We quantified piscivory patterns in the main basin of Lake Huron during 1984–2010 and found that the biomass transfer from prey fish to piscivores remained consistently high despite the rapid major trophic shift in the food webs. We coupled age-structured stock assessment models and fish bioenergetics models for lake trout (Salvelinus namaycush), Chinook salmon (Oncorhynchus tshawytscha), walleye (Sander vitreus), and lake whitefish (Coregonus clupeaformis). The model system also included time-varying parameters or variables of growth, length–mass relations, maturity schedules, energy density, and diets. These time-varying models reflected the dynamic connections that a fish cohort responded to year-to-year ecosystem changes at different ages and body sizes. We found that the ratio of annual predation by lake trout, Chinook salmon, and walleye combined with the biomass indices of age-1 and older alewives (Alosa pseudoharengus) and rainbow smelt (Osmerus mordax) increased more than tenfold during 1987–2010, and such increases in predation pressure were structured by relatively stable biomass of the three piscivores and stepwise declines in the biomass of alewives and rainbow smelt. The piscivore stability was supported by the use of alternative energy pathways and changes in relative composition of the three piscivores. In addition, lake whitefish became a new piscivore by feeding on round goby (Neogobius melanostomus). Their total fish consumption rivaled that of the other piscivores combined, although fish were still a modest proportion of their diet. Overall, the use of alternative energy pathways by piscivores allowed the increases in predation pressure on dominant diet species.

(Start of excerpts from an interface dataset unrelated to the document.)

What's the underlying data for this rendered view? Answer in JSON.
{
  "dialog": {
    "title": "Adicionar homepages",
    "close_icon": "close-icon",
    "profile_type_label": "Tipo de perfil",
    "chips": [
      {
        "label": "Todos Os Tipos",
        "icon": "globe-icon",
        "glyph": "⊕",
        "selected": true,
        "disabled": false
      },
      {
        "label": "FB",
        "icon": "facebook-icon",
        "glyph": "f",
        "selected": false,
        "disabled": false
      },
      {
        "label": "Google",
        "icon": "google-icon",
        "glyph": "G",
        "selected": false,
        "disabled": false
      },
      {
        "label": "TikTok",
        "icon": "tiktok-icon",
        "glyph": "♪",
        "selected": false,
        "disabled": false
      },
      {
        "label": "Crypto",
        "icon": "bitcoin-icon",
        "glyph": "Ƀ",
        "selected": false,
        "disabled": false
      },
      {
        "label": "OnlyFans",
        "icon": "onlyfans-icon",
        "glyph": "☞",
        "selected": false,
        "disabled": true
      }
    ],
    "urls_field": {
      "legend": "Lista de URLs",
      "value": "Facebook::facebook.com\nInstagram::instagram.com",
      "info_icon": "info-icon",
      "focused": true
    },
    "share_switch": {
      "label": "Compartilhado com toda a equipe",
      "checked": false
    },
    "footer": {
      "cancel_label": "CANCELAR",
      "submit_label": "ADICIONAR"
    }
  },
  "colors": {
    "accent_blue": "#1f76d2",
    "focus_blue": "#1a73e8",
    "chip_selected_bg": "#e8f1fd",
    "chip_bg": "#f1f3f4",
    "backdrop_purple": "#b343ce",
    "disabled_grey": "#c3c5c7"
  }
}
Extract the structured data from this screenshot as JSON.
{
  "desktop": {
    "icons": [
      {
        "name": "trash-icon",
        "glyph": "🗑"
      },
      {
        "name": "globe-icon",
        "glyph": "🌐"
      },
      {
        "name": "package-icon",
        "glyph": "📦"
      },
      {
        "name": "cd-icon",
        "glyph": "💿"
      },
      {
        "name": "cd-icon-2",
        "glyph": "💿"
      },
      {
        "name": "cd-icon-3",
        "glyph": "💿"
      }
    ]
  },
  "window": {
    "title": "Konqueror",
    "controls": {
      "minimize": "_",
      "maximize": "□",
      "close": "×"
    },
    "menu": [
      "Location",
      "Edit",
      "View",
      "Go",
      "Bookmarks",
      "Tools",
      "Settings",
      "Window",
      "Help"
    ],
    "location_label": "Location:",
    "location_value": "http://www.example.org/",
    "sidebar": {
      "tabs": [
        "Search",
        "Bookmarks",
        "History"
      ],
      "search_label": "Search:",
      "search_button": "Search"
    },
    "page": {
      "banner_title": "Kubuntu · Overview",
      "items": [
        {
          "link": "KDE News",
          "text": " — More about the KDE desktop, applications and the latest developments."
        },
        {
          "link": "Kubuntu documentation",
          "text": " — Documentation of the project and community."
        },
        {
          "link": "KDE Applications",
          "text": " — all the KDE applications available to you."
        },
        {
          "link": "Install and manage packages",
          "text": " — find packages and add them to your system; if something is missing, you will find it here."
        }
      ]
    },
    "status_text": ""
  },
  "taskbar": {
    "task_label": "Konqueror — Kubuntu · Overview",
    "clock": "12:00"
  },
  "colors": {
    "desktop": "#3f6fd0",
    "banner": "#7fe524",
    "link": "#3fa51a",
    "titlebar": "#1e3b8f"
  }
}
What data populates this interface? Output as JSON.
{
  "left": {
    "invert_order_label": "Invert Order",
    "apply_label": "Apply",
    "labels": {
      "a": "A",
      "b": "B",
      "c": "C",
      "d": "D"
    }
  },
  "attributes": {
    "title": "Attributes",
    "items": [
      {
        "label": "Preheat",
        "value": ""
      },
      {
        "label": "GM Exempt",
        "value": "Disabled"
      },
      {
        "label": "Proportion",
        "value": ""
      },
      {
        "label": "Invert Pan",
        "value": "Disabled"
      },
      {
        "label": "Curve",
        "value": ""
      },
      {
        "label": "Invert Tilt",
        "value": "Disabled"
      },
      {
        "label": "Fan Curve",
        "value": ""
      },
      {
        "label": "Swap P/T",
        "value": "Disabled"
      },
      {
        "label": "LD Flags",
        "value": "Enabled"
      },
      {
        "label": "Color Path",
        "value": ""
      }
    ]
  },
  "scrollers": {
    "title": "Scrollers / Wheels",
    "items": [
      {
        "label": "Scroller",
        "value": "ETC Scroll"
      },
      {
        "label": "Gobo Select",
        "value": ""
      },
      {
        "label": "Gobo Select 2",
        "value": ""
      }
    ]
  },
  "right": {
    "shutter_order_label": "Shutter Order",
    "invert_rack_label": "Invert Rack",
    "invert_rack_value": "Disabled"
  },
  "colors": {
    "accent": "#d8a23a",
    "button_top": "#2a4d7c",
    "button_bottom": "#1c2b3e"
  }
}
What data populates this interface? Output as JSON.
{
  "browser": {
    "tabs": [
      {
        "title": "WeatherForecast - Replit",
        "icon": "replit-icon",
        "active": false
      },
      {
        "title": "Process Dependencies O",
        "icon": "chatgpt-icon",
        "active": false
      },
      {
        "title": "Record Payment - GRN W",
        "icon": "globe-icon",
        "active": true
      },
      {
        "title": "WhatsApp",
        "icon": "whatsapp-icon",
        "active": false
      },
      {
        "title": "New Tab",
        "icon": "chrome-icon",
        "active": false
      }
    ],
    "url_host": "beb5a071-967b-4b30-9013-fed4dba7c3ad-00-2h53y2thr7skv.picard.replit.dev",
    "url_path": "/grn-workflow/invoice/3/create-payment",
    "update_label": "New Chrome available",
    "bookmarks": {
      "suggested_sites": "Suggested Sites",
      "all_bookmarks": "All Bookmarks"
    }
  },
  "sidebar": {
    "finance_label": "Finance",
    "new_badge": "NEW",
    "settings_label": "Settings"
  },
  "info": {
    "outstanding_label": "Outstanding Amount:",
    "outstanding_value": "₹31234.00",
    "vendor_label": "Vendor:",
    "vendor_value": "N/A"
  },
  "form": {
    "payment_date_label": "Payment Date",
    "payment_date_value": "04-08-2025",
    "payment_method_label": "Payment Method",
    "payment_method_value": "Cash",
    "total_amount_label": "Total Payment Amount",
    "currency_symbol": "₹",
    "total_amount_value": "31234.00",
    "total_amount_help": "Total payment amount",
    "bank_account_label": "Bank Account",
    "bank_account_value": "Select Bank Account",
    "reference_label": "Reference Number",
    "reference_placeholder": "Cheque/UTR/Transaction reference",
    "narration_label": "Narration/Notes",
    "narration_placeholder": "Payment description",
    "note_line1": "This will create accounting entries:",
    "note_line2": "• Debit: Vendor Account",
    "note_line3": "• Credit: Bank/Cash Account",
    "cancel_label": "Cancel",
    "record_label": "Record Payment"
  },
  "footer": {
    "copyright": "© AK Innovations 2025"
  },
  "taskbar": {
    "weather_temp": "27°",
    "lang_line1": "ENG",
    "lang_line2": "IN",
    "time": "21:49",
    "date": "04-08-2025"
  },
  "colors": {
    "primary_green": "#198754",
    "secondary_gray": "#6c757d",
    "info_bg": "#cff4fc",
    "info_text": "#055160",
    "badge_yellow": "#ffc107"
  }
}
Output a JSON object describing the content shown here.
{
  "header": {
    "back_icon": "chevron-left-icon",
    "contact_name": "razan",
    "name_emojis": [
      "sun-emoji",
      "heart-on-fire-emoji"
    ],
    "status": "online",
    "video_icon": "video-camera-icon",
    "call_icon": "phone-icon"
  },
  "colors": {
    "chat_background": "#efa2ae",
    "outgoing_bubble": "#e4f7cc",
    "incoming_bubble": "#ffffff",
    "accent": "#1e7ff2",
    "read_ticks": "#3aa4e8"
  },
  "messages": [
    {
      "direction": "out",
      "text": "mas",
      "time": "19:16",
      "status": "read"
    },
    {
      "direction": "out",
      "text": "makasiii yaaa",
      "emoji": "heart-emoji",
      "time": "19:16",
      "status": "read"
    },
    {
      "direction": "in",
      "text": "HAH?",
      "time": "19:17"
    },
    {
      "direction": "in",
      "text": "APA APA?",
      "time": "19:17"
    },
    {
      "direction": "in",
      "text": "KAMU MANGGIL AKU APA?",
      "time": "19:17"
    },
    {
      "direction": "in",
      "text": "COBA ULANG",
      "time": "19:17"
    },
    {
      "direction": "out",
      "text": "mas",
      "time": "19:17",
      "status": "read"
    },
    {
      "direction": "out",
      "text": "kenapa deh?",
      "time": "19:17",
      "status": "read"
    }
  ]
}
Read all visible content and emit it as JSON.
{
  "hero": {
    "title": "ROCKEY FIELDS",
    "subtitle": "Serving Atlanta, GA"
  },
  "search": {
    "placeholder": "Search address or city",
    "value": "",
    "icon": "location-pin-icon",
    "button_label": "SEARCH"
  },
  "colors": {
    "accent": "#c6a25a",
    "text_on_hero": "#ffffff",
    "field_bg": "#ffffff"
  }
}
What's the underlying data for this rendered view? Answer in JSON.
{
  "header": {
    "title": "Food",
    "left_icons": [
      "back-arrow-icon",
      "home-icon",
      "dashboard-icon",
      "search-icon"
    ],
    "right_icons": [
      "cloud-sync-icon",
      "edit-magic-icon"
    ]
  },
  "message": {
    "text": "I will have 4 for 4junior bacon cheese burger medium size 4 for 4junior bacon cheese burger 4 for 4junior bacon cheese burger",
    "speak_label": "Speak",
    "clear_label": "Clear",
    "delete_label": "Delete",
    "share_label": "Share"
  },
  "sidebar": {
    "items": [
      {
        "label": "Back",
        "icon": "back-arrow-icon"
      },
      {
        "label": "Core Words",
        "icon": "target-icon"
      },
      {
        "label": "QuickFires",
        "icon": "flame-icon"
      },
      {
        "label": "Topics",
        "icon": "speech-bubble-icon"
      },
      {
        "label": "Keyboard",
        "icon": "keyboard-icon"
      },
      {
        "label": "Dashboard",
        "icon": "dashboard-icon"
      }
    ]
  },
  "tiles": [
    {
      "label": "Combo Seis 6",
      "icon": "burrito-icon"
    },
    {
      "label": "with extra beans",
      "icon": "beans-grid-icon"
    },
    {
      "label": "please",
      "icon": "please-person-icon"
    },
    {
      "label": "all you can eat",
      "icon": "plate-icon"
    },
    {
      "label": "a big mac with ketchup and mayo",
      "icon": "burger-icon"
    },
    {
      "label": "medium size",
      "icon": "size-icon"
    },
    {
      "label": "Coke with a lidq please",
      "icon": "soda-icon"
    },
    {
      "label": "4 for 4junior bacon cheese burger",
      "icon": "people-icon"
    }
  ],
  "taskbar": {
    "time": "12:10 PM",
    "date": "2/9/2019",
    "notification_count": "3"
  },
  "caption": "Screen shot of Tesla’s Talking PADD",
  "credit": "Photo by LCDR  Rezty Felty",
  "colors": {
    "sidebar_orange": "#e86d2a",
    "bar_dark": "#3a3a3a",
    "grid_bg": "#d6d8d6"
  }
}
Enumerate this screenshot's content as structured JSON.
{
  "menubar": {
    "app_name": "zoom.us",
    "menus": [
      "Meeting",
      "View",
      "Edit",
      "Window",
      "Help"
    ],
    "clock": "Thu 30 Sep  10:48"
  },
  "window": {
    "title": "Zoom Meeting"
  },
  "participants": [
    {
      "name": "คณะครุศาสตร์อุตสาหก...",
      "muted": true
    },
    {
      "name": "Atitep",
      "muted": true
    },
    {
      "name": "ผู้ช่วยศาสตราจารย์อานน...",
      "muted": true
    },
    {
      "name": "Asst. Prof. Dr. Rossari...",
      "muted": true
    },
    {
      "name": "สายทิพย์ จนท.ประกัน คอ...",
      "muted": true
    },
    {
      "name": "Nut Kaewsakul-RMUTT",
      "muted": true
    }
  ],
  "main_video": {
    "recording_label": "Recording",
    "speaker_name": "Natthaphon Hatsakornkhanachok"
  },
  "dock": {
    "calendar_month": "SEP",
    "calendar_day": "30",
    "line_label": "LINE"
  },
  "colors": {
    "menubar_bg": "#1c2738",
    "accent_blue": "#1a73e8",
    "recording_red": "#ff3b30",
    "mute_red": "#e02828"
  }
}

|Title||Coupling age-structured stock assessment and fish bioenergetics models: a system of time-varying models for quantifying piscivory patterns during the rapid trophic shift in the main basin of Lake Huron|
|Authors||Ji X. He, James R. Bence, Charles P. Madenjian, Steven A. Pothoven, Norine E. Dobiesz, David G. Fielder, James E. Johnson, Mark P. Ebener, Adam R. Cottrill, Lloyd C. Mohr, Scott R. Koproski|
|Publication Subtype||Journal Article|
|Series Title||Canadian Journal of Fisheries and Aquatic Sciences|
|Record Source||USGS Publications Warehouse|
|USGS Organization||Great Lakes Science Center|